that if Allied's report had been accurate, the stock analysts interviewed by the Journal would not have mentioned the company favorably, the Journal would not have devoted two paragraphs to Allied's prospects in the video cassette market, and plaintiff would not have been led by the article to buy her stock.... Though, at trial, the validity of the chain of causation will be tested, on summary judgment questions about this chain of causation must be resolved in favor of plaintiff, who in the case of a material fraud on the market enjoys a presumption of reliance.
Id. at 367. Moving on to the issue of class certification, the Second Circuit affirmed the district court's denial of class status on the ground that the named plaintiff exhibited a marked lack of credibility. The Court explicitly refrained from deciding whether the named plaintiff's " weak showing of reliance makes her claim atypical under Fed.R.Civ.P. 23(a)(3)." Id. at 368 n. 4.
As this is precisely the basis for the courts' rulings in Lewis, Kline, and Greenspan, the holdings in those three cases have not been overruled by Panzirer because the Second Circuit did not reach that issue.
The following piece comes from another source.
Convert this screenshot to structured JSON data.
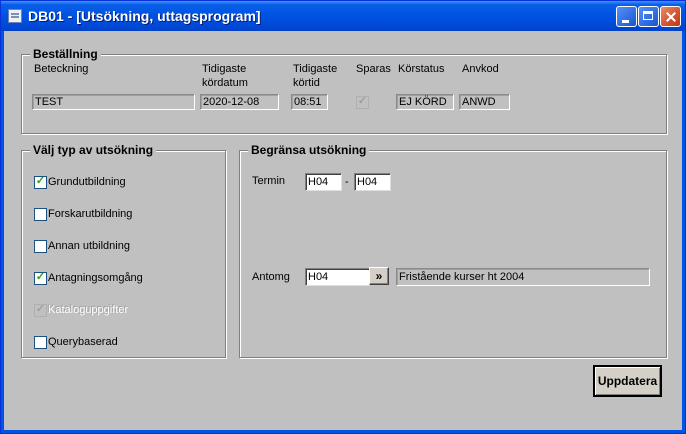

See Lewis v. Johnson, 78 CV 2488, slip op. at 2-3 (E.D.N.Y. March 19, 1982), where the court, on a motion for reargument of the denial of class certification in light of Panzirer, stated that the Second Circuit's reversal of the district court's dismissal was " immaterial" to the class certification issue.
If plaintiff can link her injury to defendant's fraud by showing the fraud was a " substantial" or " significant contributing cause," plaintiff has shown sufficient reliance to support her 10b-5 claim.
The deposition testimony before the Court presents certain admissions by plaintiffs concerning the bases of their individual decisions to purchase the stock in question. Certain of these admissions preclude the possibility of plaintiffs' direct reliance on the alleged misrepresentative statements. The admitted weakness of their reliance was critical to the finding of plaintiffs' atypicality; however, causation in fact remains an issue to be proved or disproved at trial. (emphasis in original)
Conceptually, there is a wide gap between (a) an individual's claim that he has been denied a promotion on discriminatory grounds, and his otherwise unsupported allegation that the company has a policy of discrimination, and (b) the existence of a class of persons who have suffered the same injury as that individual, such that the individual's claim and the class claims will share common questions of law or fact and that the individual's claim will be typical of the class claims. For respondent to bridge that gap, he must prove much more than the validity of his own claim. Even though evidence that he was passed over for promotion when several less deserving whites were advanced may support the conclusion that respondent was denied the promotion because of his national origin, such evidence would not necessarily justify the additional inferences (1) that this discriminatory treatment is typical of petitioner's promotion practices, (2) that petitioner's promotion practices are motivated by a policy of ethnic discrimination that pervades petitioner's Irving division, or (3) that this policy of ethnic discrimination is reflected in petitioner's other employment practices, such as hiring, in the same way it is manifested in the promotion practices. These additional inferences demonstrate the tenuous character of any presumption that the class claims are " fairly encompassed" within respondent's claim.
This reasoning is equally applicable here. There is a similar " gap" between McNichols' claim of individual misrepresentation and the class claim of fraud-on-the-market, so that any presumption that the class claim is " fairly encompassed" within McNichols' individual claim is likewise of a " tenuous character."